During an IX cycle, the solution to be treated would be added to the IX resin bed and allowed to flow through the beads. As the solution moves through the IX resin, the functional groups of the resin attract any counterions present in the solution. If the functional groups have a greater affinity for the new counterions than those already present, then the ions in solution will dislodge the existing ions and take their place, bonding with the functional groups through shared electrostatic attraction. In general, the greater the size and/or valency of an ion, the greater affinity it will have with ions of an opposite charge.

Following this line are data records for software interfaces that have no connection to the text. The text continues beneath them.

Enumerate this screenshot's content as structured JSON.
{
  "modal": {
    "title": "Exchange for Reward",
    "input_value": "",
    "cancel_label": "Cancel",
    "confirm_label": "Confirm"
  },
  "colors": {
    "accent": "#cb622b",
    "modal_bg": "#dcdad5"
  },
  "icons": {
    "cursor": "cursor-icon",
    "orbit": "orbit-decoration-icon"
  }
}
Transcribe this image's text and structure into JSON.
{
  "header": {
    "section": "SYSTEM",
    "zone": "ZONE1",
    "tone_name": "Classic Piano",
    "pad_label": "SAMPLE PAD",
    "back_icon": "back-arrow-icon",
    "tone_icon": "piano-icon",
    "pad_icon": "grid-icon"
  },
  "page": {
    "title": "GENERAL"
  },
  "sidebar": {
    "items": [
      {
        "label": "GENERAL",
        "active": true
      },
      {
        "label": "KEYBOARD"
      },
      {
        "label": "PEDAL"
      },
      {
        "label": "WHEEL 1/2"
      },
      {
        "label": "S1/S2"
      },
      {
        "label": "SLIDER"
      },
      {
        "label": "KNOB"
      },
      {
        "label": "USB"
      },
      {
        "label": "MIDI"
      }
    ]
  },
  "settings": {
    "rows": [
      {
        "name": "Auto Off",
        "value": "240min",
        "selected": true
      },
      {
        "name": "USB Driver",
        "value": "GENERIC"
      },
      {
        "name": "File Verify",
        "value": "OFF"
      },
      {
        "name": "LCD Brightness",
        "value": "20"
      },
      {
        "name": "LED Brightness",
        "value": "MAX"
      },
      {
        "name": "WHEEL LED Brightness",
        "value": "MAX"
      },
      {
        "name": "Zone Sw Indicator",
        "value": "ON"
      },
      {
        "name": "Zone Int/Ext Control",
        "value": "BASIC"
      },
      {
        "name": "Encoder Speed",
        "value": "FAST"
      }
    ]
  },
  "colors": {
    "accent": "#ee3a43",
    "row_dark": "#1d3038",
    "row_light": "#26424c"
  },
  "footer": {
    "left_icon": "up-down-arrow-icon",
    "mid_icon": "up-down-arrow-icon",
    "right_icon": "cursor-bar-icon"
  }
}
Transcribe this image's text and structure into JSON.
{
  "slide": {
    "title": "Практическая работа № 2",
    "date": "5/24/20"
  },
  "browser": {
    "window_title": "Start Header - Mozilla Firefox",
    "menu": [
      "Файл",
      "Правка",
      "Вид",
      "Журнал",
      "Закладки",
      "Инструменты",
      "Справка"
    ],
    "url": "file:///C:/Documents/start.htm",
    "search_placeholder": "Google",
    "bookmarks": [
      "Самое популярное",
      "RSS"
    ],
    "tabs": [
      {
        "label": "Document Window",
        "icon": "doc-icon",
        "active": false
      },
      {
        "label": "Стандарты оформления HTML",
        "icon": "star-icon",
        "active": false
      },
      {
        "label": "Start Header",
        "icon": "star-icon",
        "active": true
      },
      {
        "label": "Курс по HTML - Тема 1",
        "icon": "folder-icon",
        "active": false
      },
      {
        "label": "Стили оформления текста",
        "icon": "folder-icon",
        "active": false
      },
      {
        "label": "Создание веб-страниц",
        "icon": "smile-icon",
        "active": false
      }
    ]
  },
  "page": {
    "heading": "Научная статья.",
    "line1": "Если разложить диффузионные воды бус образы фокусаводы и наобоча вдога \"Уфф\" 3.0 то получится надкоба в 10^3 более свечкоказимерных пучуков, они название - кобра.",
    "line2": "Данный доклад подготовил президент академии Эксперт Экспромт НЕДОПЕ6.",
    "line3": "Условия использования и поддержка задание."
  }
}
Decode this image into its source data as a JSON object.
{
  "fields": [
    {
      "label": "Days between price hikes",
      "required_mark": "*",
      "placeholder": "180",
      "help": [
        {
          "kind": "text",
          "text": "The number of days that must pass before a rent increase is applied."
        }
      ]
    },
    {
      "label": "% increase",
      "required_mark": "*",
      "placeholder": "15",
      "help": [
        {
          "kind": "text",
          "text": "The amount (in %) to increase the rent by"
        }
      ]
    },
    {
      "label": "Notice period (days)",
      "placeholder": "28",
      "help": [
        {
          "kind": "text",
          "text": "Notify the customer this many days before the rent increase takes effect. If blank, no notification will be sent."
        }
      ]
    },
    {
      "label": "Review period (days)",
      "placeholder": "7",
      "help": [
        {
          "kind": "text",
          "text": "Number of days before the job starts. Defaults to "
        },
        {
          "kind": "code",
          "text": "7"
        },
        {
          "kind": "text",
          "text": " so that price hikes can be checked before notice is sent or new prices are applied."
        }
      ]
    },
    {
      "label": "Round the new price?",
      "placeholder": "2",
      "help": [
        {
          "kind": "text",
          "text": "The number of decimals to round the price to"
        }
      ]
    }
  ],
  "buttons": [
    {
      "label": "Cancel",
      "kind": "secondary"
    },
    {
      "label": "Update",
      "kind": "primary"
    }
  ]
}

Let’s apply these concepts to a typical IX water softening system. In this example, the softening mechanism consists of a cation exchange resin where sulphonate anion (SO3–) functional groups are fixed to the IX resin matrix. A counterion solution containing sodium cations (Na+) is then applied to the resin. The Na+ are held to the fixed SO3– anions by electrostatic attraction, resulting in a net neutral charge in the resin. During an active IX cycle, a stream containing hardness ions (Ca2+ or Mg2+) is added to the cation exchange resin. Since the SO3– functional groups have a greater affinity for the hardness cations than for the Na+ ions, the hardness ions displace the Na+ ions, which then flow out of the IX unit as part of the treated stream. The hardness ions (Ca2+ or Mg2+), on the other hand, are retained by the IX resin.
What is resin regeneration?
Over time, contaminant ions bind with all available exchange sites in the IX resin. Once the resin is exhausted, it must be restored for further use through what is known as a regeneration cycle. During a regeneration cycle, the IX reaction is essentially reversed through the application of a concentrated regenerant solution. Depending upon the type of resin and the application at hand, the regenerant may be a salt, acid, or caustic solution. As the regeneration cycle proceeds, the IX resin releases contaminant ions, swapping them for ions present in the regenerant solution. The contaminant ions will exit the IX system as part of the regenerant effluent stream, and will need to be properly discharged. In most cases, the resin is rinsed to remove any residual regenerant prior to the next active IX cycle.
How SAMCO can help
SAMCO has over 40 years’ experience in identifying appropriate IX resin technologies to help lower costs and waste volumes while increasing product quality. For more information or to get in touch, contact us here to set up a consultation with an engineer or request a quote. We can walk you through the steps for developing the proper solution and realistic cost for your IX treatment system needs.
To learn more about SAMCO’s innovative IX resin solutions, visit our page on ion exchange resin technologies here.
If you want to learn more about ion exchange resins, these other articles might be of interest to you:
- How Much Does It Cost to Buy, Maintain, and Dispose of Ion Exchange Resins?
- Common Problems with Ion Exchange Resins and How to Avoid Them
- What Are the Best (and Cheapest) Ways to Dispose of Ion Exchange Resins?
- What is the Difference Between Cation and Anion Exchange Resins?
- What Are the Different Types of Ion Exchange Resins and What Applications Do They Serve?
- What to Know About Ion Exchange Resin Regeneration
- What Are the Best Ion Exchange Resin Manufacturing and Supply Companies?